I am currently looking at some polynomial commitment schemes that could potentially replace the proof of custody with a non-interactive version. They aren't quite ready for prime time yet (still some problems with efficiency and outsourcability), but I'm planning to post my thoughts to get some more outside thoughts about it.
In terms of how much is final and how much can be changed, I'd say there's good arguments for the use of erasure coding and commitment to erasure coded data in some form being optimal:
As far as choice of scheme goes, I think biggest pragmatic reason to stick to hash-based things in this case, aside from simplicity of implementation, future-proofness and all the other usual reasons, is that erasure codes and Merkle trees are really fast to generate (eg. I can do it within an epoch for 512 MB of data in python) but I don't see any more complicated scheme having the same property (as precedent, think of how the proving time for STARKs is 10x faster than for SNARKs). Additionally purely hash-based schemes can work over binary fields and one reason binary fields are especially nice is that they can represent 32-byte chunks with no overhead, whereas any finite field runs the risk that even if a block is entirely composed of values
Though it does seem to me like polynomial commitment schemes are a superior alternative to SNARKs over Merkle trees; they're more "direct", rather than one construction wrapping over a completely foreign one and hence incurring arithmetization inefficiencies.

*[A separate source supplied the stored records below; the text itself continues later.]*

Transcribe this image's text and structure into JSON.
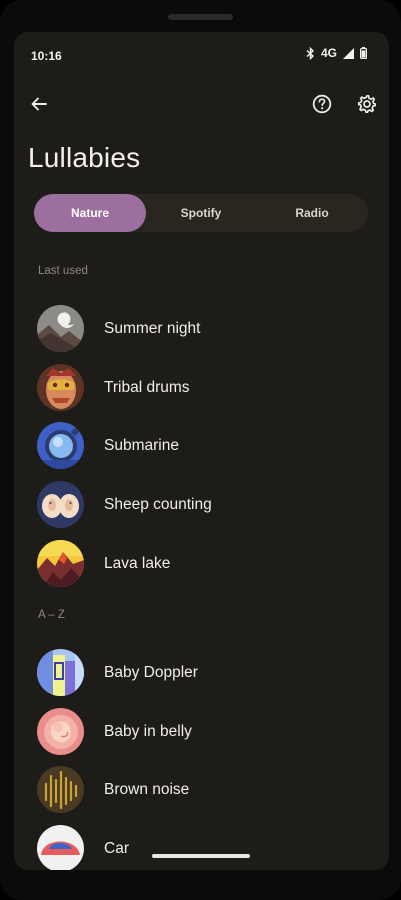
{
  "status_bar": {
    "time": "10:16",
    "network": "4G",
    "icons": [
      "bluetooth-icon",
      "signal-icon",
      "battery-icon"
    ]
  },
  "app_bar": {
    "back_icon": "arrow-back-icon",
    "help_icon": "help-circle-icon",
    "settings_icon": "gear-icon"
  },
  "title": "Lullabies",
  "tabs": [
    {
      "label": "Nature",
      "active": true
    },
    {
      "label": "Spotify",
      "active": false
    },
    {
      "label": "Radio",
      "active": false
    }
  ],
  "sections": {
    "last_used": {
      "header": "Last used",
      "items": [
        {
          "label": "Summer night"
        },
        {
          "label": "Tribal drums"
        },
        {
          "label": "Submarine"
        },
        {
          "label": "Sheep counting"
        },
        {
          "label": "Lava lake"
        }
      ]
    },
    "a_z": {
      "header": "A – Z",
      "items": [
        {
          "label": "Baby Doppler"
        },
        {
          "label": "Baby in belly"
        },
        {
          "label": "Brown noise"
        },
        {
          "label": "Car"
        }
      ]
    }
  },
  "colors": {
    "background": "#1d1c18",
    "accent": "#9d6f9f",
    "segment_bg": "#28261f"
  }
}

And the assumptions in polynomial commitment schemes are definitely milder than the assumptions in SNARKs.
Block layout in commitment data is still very flexible, and my intuition is that whatever efficiencies remain would remain the same regardless of the scheme used.
Idea from a conversation with Justin yesterday: if there are large segments of contiguous zero bytes, fill them with any of:
All of these objects are larger than 64kb, so we can either randomly choose indices from where to include data each time, or store indices and try to cycle through the data.
I actually like this. There's definitely something unclean about "grab as many bytes of this thing as possible", but it allows us to preserve the existing (quite clean!) structure of the crosslink data.